From The Associated Press
Authorities are defending their attempts to warn residents about a Colorado wildfire blamed for killing three people.
About an hour before the first wave of automated evacuation warning calls on March 26, a volunteer firefighter went house-to-house telling residents to leave. He wasn’t able to reach one woman believed killed in the fire because of a chain across her driveway and her family is questioning why he didn’t walk down to warn her.
Inter-Canyon Fire/Rescue chief Dave MacBean told KMGH-TV that it wasn’t safe because there were trees on both sides of Ann Appel’s narrow driveway, which can help a fire spread.
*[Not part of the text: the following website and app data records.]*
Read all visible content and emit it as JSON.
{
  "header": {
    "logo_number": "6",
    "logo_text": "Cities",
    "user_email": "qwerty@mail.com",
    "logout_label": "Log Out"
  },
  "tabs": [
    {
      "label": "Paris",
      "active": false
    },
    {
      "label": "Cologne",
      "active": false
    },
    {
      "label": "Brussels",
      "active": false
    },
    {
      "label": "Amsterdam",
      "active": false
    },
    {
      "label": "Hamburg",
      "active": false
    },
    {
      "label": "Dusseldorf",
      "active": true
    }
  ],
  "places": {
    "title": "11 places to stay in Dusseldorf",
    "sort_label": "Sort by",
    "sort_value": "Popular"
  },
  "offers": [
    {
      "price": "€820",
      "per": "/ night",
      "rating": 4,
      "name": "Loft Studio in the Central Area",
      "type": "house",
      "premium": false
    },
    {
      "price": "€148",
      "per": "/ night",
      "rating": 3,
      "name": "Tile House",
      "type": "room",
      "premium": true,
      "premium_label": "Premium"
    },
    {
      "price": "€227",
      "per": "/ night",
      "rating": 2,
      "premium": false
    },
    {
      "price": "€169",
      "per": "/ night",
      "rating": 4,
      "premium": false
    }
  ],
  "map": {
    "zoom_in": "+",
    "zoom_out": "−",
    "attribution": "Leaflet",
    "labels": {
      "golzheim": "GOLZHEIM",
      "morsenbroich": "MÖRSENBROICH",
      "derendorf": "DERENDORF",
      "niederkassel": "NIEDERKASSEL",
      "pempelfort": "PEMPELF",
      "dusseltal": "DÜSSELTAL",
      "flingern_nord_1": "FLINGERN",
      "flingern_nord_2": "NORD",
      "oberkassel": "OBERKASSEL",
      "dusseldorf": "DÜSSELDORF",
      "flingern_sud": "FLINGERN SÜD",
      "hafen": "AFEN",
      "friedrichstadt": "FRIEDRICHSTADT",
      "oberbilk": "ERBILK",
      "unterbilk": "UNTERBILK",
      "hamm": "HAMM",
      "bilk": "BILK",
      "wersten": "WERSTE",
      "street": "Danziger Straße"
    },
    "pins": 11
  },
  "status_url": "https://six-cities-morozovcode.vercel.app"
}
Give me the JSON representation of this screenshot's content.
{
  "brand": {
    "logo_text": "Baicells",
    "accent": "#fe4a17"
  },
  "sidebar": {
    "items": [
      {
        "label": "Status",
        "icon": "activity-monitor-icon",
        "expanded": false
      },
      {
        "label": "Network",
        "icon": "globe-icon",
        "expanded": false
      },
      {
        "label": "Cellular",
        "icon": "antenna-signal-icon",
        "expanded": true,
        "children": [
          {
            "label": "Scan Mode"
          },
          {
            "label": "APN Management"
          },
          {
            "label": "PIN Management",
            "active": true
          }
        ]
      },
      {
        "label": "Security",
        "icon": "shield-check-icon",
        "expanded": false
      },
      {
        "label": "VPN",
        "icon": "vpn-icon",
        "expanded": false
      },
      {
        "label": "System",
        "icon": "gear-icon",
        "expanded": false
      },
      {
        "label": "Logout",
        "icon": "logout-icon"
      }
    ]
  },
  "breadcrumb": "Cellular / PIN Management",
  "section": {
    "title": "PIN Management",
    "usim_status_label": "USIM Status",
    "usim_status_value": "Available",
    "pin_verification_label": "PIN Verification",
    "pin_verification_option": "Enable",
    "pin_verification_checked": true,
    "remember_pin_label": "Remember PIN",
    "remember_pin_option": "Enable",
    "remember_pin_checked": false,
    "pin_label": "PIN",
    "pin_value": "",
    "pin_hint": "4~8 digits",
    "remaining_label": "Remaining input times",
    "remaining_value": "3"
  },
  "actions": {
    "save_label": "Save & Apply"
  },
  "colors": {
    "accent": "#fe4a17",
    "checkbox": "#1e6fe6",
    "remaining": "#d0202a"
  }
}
Fire spokesman Dan Hatlestad wouldn’t directly address the family’s question on Tuesday, but the department has said the house wasn’t visible from the end of the driveway.
An aerial map shows the home was about 400 feet from the end of the road, down a curved driveway.
Steep, downhill gravel driveways are common in the rugged area, which is dotted with pine trees.
“Was three minutes too much to warn a resident who had reported the smoke two hours earlier that it was now time to evacuate?” the family said in a statement emailed to The Associated Press by Appel’s sister-in-law, Susan Appel Sorenson.
Appel’s family said the chain across the driveway had been put in place at the suggestion of the sheriff’s department after a burglary years earlier.
“The family understood that fire departments were equipped to open these security devices in the event of an emergency,” the statement said.
Hatlestad, an information officer who is also a firefighter and paramedic, says firefighters consider vegetation, driveway widths and steep slopes when deciding how to approach a home in danger. They must also equally consider whether they can get themselves and their vehicles out safely.
“The amount of time to approach and evaluate each structure” is also important since firefighters are often rushing for time to notify as many people as possible.
It wasn’t immediately clear what time the firefighter encountered Appel’s driveway, but other firefighters returned there at about 8 p.m. and found the house destroyed and nearby trees on fire, Hatlestad said. Firefighters made a “rapid search” of the area and then responded to other calls, he said.
In a statement, Inter-Canyon said the firefighter began to warn residents to leave at around 4 p.m. with his vehicle lights and siren on. He wasn’t able to reach two other homes because their driveways were blocked.
One of the people he told to leave was Sam Lucas, who was later found dead along with his wife, at their burned-out home.
Lucas was loading things into a vehicle, Hatlestad said, apparently in anticipation of an evacuation.
When the firefighter told Lucas “It’s time to go,” Lucas said something about his home’s fire suppression system, although the firefighter didn’t remember Lucas’ exact words, Hatlestad said.
“Right now you need to get out of here,” the firefighter recalled telling Lucas.
The Jefferson County documents show Lucas had called 911 shortly after 2 p.m. — roughly two hours before his conversation with the firefighter — to report smoke and was told it was a prescribed burn.
Lucas was 77, and his wife, Linda, was 76.
The March 26 wildfire scorched 6 square miles and damaged or destroyed more than two dozen homes in the mountains southwest of Denver.
The timing of the evacuation notices has raised questions about how authorities and residents responded, particularly in the first hours of the fire. Worried residents who called 911 to report smoke were initially told by dispatchers that it came from a prescribed burn that was conducted four days earlier.
Appel was among the early callers, according to audio recordings and documents released by the Jefferson County Sheriff’s Department. She was told crews were on the way.
Later, when the dispatchers realized a wildfire was racing through the heavily timbered area, they told callers to leave.
Jefferson County authorities began sending evacuation notices by automated phone calls shortly after 5 p.m., but the first wave went to the wrong list of numbers. A second, corrected wave of automated calls began at about 5:23 p.m.